Nevertheless, it is not such an unusual thing that people would cling to their music. Yet I wonder, aside from what I said, that is, it’s obvious that the playing into one’s seniority is not the news—classical musicians are notable for playing continually until they keel over, into their 80s and 90s; Vladimir Horowitz, the legendary Russian pianist, who played and lived into his 80s, said the playing kept him young—why it’s news. In fact it’s common.
From the headline to this story, the allusion to ”The Boys in the Band,“ I was sure the narrative, and the point, would be about closet gays, now in late middle age, being mainstream, utterly out of the closet. The play and movie with that name dates from the same garage band era, the late 60s and early 70s, that the news story about greying amateur garage musicians still rocking on alludes to. But it is not the story, of course, but should have been. Now that would have been news.
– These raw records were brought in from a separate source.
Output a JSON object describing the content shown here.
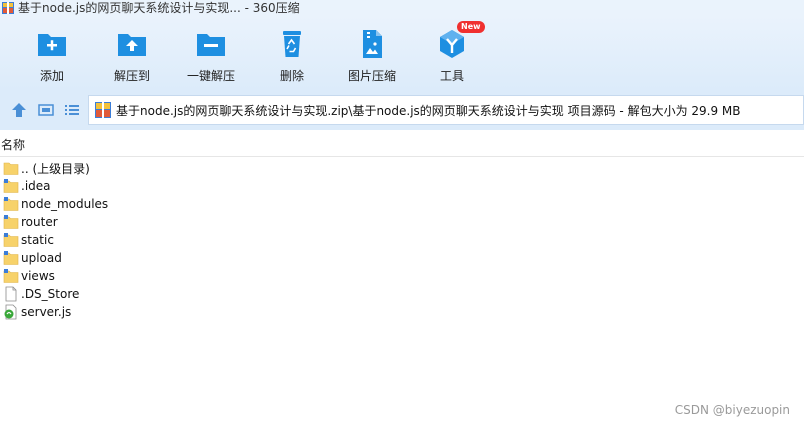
{
  "window": {
    "title": "基于node.js的网页聊天系统设计与实现... - 360压缩"
  },
  "toolbar": {
    "add": "添加",
    "extract_to": "解压到",
    "one_click_extract": "一键解压",
    "delete": "删除",
    "image_compress": "图片压缩",
    "tools": "工具",
    "tools_badge": "New"
  },
  "navbar": {
    "path": "基于node.js的网页聊天系统设计与实现.zip\\基于node.js的网页聊天系统设计与实现 项目源码 - 解包大小为 29.9 MB"
  },
  "list": {
    "column_name": "名称",
    "items": [
      {
        "name": ".. (上级目录)",
        "icon": "folder-icon"
      },
      {
        "name": ".idea",
        "icon": "folder-icon"
      },
      {
        "name": "node_modules",
        "icon": "folder-icon"
      },
      {
        "name": "router",
        "icon": "folder-icon"
      },
      {
        "name": "static",
        "icon": "folder-icon"
      },
      {
        "name": "upload",
        "icon": "folder-icon"
      },
      {
        "name": "views",
        "icon": "folder-icon"
      },
      {
        "name": ".DS_Store",
        "icon": "file-icon"
      },
      {
        "name": "server.js",
        "icon": "js-file-icon"
      }
    ]
  },
  "watermark": "CSDN @biyezuopin",
  "colors": {
    "accent_blue": "#1e8fe1",
    "toolbar_bg": "#dcebfa",
    "folder_yellow": "#f7d26a",
    "badge_red": "#f0302f"
  }
}
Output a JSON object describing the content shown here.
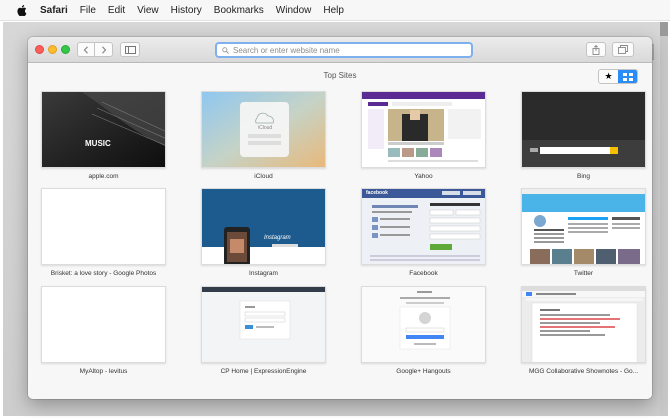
{
  "menubar": {
    "apple_icon": "apple-logo-icon",
    "items": [
      "Safari",
      "File",
      "Edit",
      "View",
      "History",
      "Bookmarks",
      "Window",
      "Help"
    ]
  },
  "toolbar": {
    "address_placeholder": "Search or enter website name",
    "icons": [
      "back-icon",
      "forward-icon",
      "sidebar-icon",
      "search-icon",
      "share-icon",
      "tabs-icon",
      "new-tab-icon"
    ]
  },
  "top_sites": {
    "title": "Top Sites",
    "toggle_star": "★",
    "tiles": [
      {
        "label": "apple.com",
        "thumb_text": "MUSIC"
      },
      {
        "label": "iCloud",
        "thumb_text": "iCloud"
      },
      {
        "label": "Yahoo"
      },
      {
        "label": "Bing"
      },
      {
        "label": "Brisket: a love story - Google Photos"
      },
      {
        "label": "Instagram",
        "thumb_text": "Instagram"
      },
      {
        "label": "Facebook",
        "thumb_text": "facebook"
      },
      {
        "label": "Twitter"
      },
      {
        "label": "MyAltop - levitus"
      },
      {
        "label": "CP Home | ExpressionEngine"
      },
      {
        "label": "Google+ Hangouts"
      },
      {
        "label": "MGG Collaborative Shownotes - Go..."
      }
    ]
  },
  "colors": {
    "accent": "#2a8cf6",
    "facebook_blue": "#3b5998",
    "instagram_blue": "#1d5b8f",
    "twitter_blue": "#1da1f2",
    "yahoo_purple": "#5b2a93"
  }
}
In my youth, everyone admitted to a love of rock, and, those who could, would broadcast their involvement with the playing of it. But no one admitted to being gay. That was a true forbidden zone. It’s not news that something so ordinary and quotidian — playing music, however raggedly or with finesse — has remained so for an entire generation. It is news, however, when the verboten has become so mainstream as no longer to be noticeable. The phenomenon itself, the transformation of the extraordinary and the banished to the ordinary, if not the mundane, gives eternal hope to the prospect that what is always so hard to accept today for the mainstream will become not only acceptable, but alluring.
This Times story reaches back not quite far enough, for the true bad boy days of rockers goes back to the 50s, when the few musicians who played the evil music called rock ‘n roll, the ones who originated the greaser image and the clothing emulated by those poor British boys who made such dress common and desirable, were themselves in their 20s and even 30s way back then (when we were merely children, or none even born yet, as some AARP members can attest), which means they are well into their dotage — not into their garages — if they are not already dead. And the death of old people, who used to do things that were outrageous in their day, but are commonplace now, especially among middle class respectable people with bulging waist lines and dust bunnies on their Stratocasters, isn’t front page. Not to me. It’s not even back of the book.by